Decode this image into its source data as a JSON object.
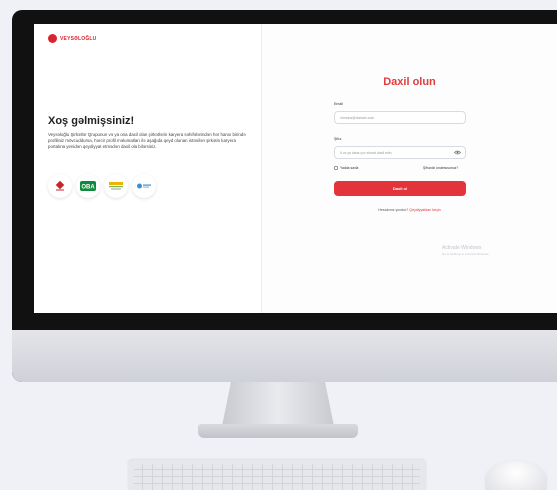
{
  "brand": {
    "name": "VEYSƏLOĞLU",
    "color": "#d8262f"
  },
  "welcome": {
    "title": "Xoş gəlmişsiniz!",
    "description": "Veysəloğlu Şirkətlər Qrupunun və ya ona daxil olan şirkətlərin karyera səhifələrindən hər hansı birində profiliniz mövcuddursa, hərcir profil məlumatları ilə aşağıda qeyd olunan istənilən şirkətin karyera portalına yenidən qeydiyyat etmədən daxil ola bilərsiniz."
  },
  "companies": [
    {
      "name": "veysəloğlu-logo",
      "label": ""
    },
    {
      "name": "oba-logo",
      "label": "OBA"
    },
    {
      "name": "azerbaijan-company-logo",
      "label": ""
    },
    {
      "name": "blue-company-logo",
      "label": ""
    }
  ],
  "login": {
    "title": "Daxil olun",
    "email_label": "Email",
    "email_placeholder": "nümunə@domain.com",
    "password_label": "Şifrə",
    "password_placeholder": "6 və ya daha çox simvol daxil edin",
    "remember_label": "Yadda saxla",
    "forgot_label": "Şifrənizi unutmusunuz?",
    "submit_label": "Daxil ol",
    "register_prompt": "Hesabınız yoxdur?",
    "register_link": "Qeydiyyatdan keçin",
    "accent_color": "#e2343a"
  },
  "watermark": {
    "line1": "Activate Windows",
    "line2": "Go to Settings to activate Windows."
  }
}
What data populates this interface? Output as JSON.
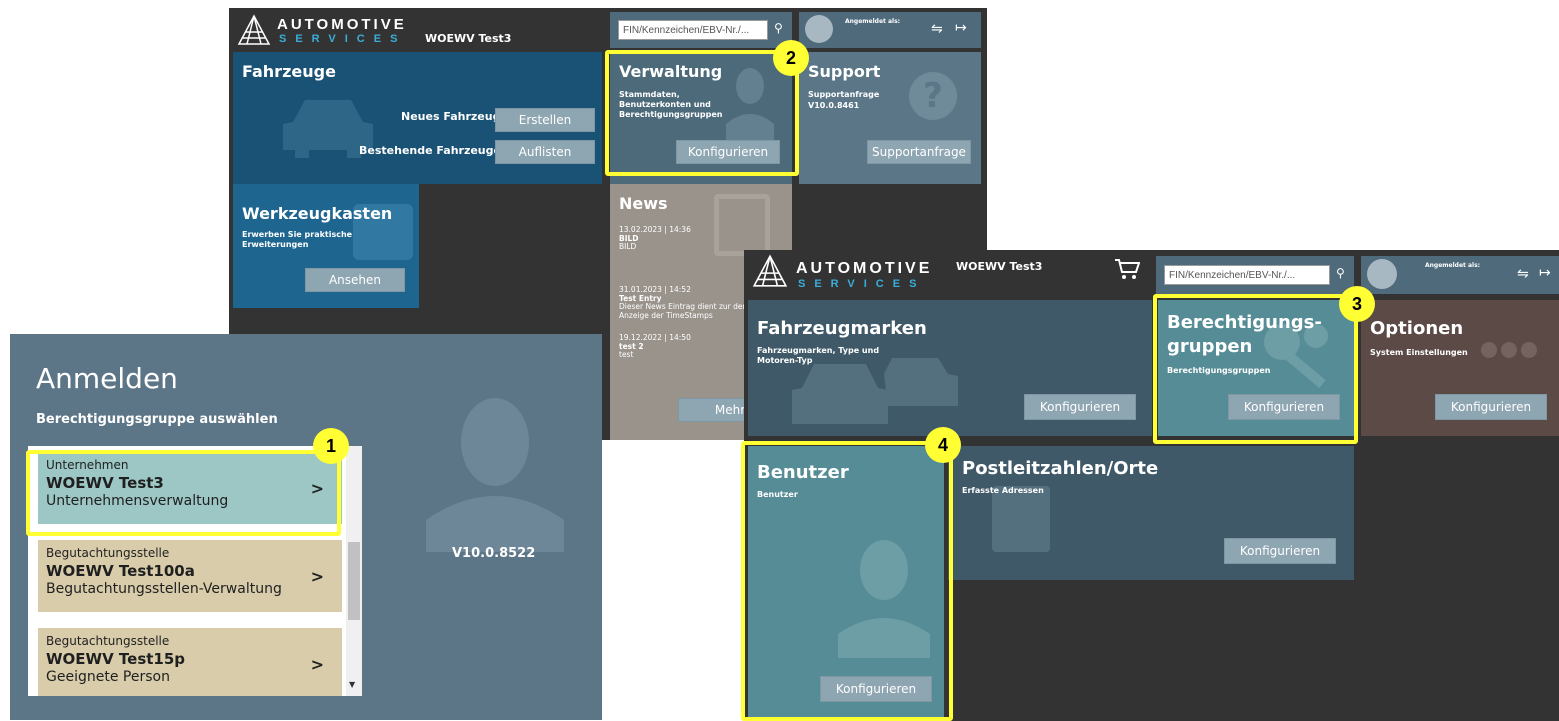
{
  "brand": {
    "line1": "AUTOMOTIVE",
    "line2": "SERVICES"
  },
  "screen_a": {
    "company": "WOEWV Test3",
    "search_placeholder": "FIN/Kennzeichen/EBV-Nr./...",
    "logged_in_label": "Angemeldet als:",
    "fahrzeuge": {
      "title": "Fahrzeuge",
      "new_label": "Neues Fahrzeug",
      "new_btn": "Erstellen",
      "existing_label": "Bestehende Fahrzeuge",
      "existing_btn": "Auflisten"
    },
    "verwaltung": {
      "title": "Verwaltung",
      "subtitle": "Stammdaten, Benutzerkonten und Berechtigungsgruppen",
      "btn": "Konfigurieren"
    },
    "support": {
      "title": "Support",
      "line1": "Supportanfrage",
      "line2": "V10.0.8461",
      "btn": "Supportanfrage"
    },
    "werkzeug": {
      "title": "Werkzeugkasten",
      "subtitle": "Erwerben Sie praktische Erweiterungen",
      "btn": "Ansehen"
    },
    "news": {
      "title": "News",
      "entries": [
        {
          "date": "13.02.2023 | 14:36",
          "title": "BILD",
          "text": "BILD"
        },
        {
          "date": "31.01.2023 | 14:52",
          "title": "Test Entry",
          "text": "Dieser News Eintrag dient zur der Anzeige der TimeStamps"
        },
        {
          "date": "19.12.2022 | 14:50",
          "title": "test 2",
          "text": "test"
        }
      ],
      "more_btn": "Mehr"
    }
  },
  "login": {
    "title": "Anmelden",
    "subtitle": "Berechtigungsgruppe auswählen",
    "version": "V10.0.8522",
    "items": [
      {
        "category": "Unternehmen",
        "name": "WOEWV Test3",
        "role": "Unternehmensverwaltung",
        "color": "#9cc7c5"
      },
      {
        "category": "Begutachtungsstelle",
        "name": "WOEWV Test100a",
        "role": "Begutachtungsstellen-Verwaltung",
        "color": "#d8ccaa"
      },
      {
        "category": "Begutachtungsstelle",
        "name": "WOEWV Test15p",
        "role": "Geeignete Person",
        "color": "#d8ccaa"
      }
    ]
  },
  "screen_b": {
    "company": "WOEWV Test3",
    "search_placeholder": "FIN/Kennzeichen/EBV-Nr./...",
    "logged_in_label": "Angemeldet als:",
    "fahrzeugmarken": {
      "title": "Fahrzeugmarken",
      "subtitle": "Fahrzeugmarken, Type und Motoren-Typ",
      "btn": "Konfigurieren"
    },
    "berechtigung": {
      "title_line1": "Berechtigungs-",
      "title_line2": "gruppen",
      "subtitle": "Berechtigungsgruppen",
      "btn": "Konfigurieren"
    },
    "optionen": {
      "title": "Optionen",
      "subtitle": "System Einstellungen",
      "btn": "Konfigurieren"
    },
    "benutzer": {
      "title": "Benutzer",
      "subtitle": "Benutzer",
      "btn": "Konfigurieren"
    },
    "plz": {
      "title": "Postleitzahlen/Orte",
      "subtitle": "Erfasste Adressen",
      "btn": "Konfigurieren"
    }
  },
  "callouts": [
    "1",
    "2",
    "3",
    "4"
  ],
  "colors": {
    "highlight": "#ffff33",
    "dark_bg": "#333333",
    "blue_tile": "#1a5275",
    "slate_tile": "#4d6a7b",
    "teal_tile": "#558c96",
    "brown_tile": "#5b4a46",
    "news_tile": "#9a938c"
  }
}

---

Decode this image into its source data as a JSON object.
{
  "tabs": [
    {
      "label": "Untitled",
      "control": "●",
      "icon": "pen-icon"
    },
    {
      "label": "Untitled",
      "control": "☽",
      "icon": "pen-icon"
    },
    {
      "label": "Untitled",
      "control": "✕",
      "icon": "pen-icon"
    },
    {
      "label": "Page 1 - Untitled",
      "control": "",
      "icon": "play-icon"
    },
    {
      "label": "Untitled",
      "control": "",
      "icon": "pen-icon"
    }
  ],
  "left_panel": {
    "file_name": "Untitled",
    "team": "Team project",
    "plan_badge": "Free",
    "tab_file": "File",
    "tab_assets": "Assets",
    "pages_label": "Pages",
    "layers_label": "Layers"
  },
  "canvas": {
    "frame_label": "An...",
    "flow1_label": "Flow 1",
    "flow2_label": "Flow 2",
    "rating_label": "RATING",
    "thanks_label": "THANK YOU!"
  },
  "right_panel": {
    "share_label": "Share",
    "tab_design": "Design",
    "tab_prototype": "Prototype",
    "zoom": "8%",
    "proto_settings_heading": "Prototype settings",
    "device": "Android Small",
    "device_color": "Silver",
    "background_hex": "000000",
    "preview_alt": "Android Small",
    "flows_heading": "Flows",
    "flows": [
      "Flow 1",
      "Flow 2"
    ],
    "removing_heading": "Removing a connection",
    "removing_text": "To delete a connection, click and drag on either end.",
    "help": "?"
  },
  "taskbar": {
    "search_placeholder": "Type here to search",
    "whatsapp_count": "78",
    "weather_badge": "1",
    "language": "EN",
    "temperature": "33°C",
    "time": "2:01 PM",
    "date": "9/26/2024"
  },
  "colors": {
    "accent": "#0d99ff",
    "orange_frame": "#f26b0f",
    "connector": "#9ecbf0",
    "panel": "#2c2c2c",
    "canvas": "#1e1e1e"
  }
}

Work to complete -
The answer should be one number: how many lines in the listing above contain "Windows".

Result of this task -
2